When all was said and done, I had to go through chemo first to "get the cancer under control" in the words of Dr. Pronovost. Then I would have a mastectomy, followed by radiation. A year later in March, I had another mastectomy followed by three reconstructive surgeries. It was a long haul. I finally finished up with everything just last year.

So even though I'm a three-year survivor, It hasn't been that long since some kind of operation hasn't interferred with my life. I have to confess that I've recently become obsessed with survival rate for my type of breast cancer--stage three. Supposedly, I have a 50/50 chance of making it to the five-years survivor mark. That doesn't sound good.

That's when I start over-analyzing every ache and pain in my body, and over-thinking why that cold I had three weeks ago lasted so long. I still get tired more easy, so I allow myself to sleep a lot. I'm fortunate that I live alone and not victim to a crying baby or some guy tossing and turning beside me all night.

Anyway, it's been three years, I'm still counting and I'm just grateful to be alive.

Tuesday, March 1, 2011

Gone But Not Forgotten

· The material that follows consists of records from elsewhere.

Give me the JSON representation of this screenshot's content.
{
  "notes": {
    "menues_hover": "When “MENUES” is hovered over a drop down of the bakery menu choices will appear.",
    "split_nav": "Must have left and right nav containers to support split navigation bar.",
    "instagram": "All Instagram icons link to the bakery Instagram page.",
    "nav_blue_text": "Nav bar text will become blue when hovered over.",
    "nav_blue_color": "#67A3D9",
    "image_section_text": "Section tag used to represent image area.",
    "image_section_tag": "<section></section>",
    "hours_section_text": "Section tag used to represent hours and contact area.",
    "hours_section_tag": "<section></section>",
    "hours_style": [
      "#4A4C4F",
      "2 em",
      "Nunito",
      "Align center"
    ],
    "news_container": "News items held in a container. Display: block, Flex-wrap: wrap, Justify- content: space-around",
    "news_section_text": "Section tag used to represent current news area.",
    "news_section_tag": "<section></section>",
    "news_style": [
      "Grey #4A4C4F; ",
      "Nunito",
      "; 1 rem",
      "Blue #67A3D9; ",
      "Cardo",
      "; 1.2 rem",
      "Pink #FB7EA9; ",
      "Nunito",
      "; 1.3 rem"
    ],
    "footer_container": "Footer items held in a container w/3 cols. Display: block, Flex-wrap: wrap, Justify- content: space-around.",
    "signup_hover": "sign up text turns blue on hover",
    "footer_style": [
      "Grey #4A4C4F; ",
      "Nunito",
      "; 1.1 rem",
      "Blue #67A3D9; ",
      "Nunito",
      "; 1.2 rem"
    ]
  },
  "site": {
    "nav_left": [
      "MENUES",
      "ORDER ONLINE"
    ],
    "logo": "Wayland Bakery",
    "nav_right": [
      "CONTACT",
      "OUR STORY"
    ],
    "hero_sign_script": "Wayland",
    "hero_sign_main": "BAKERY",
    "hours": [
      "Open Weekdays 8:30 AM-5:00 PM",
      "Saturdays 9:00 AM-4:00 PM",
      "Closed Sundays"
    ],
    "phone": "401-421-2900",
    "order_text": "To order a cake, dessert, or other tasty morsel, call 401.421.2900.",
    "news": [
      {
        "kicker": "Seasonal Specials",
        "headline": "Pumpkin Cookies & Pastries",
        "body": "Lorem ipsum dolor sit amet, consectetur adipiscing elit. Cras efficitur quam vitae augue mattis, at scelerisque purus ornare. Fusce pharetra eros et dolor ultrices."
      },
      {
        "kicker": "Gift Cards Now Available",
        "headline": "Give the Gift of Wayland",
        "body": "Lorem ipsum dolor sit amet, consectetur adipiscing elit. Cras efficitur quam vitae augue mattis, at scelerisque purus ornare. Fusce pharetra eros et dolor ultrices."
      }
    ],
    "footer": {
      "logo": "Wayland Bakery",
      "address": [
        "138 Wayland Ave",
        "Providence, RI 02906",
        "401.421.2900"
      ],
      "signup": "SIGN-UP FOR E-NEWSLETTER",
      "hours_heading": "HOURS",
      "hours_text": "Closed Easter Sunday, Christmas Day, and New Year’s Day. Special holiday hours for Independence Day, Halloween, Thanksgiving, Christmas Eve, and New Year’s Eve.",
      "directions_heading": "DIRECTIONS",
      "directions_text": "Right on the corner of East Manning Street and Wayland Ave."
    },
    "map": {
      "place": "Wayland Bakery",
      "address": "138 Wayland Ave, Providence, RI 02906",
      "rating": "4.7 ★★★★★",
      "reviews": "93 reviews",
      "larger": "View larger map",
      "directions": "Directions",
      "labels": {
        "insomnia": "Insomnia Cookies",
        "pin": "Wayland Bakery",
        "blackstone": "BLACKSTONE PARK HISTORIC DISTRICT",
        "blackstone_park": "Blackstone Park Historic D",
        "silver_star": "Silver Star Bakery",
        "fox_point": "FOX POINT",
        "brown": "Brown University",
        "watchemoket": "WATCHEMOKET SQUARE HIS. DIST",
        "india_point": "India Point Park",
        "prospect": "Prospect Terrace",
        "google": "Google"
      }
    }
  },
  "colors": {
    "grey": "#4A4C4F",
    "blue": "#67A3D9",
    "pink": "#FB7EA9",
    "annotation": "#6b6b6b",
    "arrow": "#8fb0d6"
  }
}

This month--on March 12 to be exact--it will be three years since I was diagnosed with breast cancer. The good news is I'm finally happy with the length of my hair and realize it hasn't looked so healthy and shiny since I was a child. I have to give Josie, my hair dresser, credit for being careful about over highlighting and babying my baby fine hair! It's not often one gets to start with a fresh new crop of hair, so don't ruin it by burning your hair with a cheap hair dryer and coloring too much.

The bad news is I wake up every morning to numb, stiff feet and a sore left arm due to the effects of chemotherapy and the removal of lymph nodes in my left arm pit--which causes pain and swelling. I've come to realize these side effects will never go away. Every morning, when I wake up and limp out of bed I am reminded that my body will never be the same. Recently, the muscle spasms I occasionally get in my upper left body when I suddenly turn to the left have increased. I find the sharp pain eases when I stretch out. I'm guessing this is yet another side effect of the radiation I received in that area and the cold weather.

I finally got back to my Bar Method exercise classes after a hiatus of about three months. It's so depressing to discover how out of shape I am and it will be a long haul to get back into shape again. But I don't have excuses, like going to chemo and radiation and recovering from surgery.

Everything is done. The fear of the unknown, the exhaustive treatments, the bumpy road towards reconstruction is behind me now. But I will never forget how tough it was. Now that it's over, I must face the music about all my health limitations and do whatever is in my power to improve my wellness. My cancer is gone, but not forgotten. And that serves as the spring board to take my health to the next level.